Lin D
Royston, UK530 contributions
3.0 of 5 bubbles
Jun 2019 • Couples
A strange place because the infrastructure is there for many visitors, eg a huge car park but the site seems neglected! No one was there! There are pathways up to an area of rock with caves and a large and helpful information board in English and Greek. The setting is lovely but you really have to use your imagination and feel that really something special did happen here around 340BC when Aristotle tutored Alexander the Great for two years until he was 16!
Written June 21, 2019
This review is the subjective opinion of a Tripadvisor member and not of Tripadvisor LLC. Tripadvisor performs checks on reviews as part of our industry-leading trust & safety standards. Read our transparency report to learn more.

Jenny Jocker10
Naousa, Greece8 contributions
5.0 of 5 bubbles
Apr 2019 • Friends
stunning and not far from thessaloniki city
you are so close to naousa city and edessa city you can make a small tour between veria naousa Edessa
Written June 16, 2019
This review is the subjective opinion of a Tripadvisor member and not of Tripadvisor LLC. Tripadvisor performs checks on reviews as part of our industry-leading trust & safety standards. Read our transparency report to learn more.

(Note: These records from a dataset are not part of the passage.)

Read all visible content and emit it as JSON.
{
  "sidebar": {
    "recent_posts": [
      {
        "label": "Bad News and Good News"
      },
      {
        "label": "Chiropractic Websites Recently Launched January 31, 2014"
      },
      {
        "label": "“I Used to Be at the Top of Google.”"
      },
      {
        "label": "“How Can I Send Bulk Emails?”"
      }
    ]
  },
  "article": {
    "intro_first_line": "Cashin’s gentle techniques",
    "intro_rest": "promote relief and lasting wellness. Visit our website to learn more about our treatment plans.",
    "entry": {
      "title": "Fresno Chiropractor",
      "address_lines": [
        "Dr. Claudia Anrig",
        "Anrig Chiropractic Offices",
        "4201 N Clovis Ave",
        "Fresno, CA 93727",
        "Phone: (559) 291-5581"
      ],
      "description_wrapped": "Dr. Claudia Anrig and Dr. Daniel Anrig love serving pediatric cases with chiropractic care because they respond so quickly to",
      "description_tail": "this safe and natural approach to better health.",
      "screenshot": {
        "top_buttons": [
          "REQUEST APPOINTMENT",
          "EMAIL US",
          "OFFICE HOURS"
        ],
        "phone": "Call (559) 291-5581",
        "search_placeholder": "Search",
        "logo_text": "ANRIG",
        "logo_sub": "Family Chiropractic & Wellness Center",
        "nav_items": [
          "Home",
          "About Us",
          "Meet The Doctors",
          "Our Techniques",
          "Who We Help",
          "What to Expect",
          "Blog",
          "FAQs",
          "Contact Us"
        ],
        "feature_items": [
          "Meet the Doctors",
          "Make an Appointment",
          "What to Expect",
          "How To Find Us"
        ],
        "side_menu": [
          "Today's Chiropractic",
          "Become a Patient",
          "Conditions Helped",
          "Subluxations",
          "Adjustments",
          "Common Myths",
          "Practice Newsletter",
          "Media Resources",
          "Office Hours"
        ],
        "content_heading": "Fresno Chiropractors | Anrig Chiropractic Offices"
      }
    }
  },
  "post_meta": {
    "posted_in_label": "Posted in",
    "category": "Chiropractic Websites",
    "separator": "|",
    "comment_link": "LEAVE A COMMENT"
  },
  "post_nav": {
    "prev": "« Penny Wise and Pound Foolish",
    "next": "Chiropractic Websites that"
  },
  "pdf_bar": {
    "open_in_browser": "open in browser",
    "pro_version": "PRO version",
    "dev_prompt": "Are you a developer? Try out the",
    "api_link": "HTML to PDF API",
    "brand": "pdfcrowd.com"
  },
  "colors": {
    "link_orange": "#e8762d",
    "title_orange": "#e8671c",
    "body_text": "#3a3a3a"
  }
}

_dmpmvp
Athens, Greece7 contributions
5.0 of 5 bubbles
May 2019
We did not know that it existed (our hotelier suggested it). Due to bank holiday it was closed but we contacted the person responsible who not only opened it for us (we were 3 families -11people) but more importantly guided us through history with the passion of a gig who really loves what he is doing, open the amphitheater for us to see relevant video’s & gave us vip treatment! The ancient city of Mieza where the school of Aristotle is located is an unknown place (living in the “shadow” of ancient Pella & Vergina) well worth visiting
Written May 2, 2019
This review is the subjective opinion of a Tripadvisor member and not of Tripadvisor LLC. Tripadvisor performs checks on reviews as part of our industry-leading trust & safety standards. Read our transparency report to learn more.

Ioannis V
London, UK124 contributions
5.0 of 5 bubbles
Dec 2018 • Family
I have visited many times since I was a kid, its a place of great historical significance, to know that where you stand once stood Aristotle and Alexander the Great. Beautiful and very interesting landscape too.
Written December 26, 2018
This review is the subjective opinion of a Tripadvisor member and not of Tripadvisor LLC. Tripadvisor performs checks on reviews as part of our industry-leading trust & safety standards. Read our transparency report to learn more.

Showing results 1-10 of 20
Is this your Tripadvisor listing?
Own or manage this property? Claim your listing for free to respond to reviews, update your profile and much more.
Claim your listing

School of Aristotle, Naousa

All things to do in NaousaThings to do near School of Aristotle
RestaurantsFlightsTravel StoriesCruisesRental Cars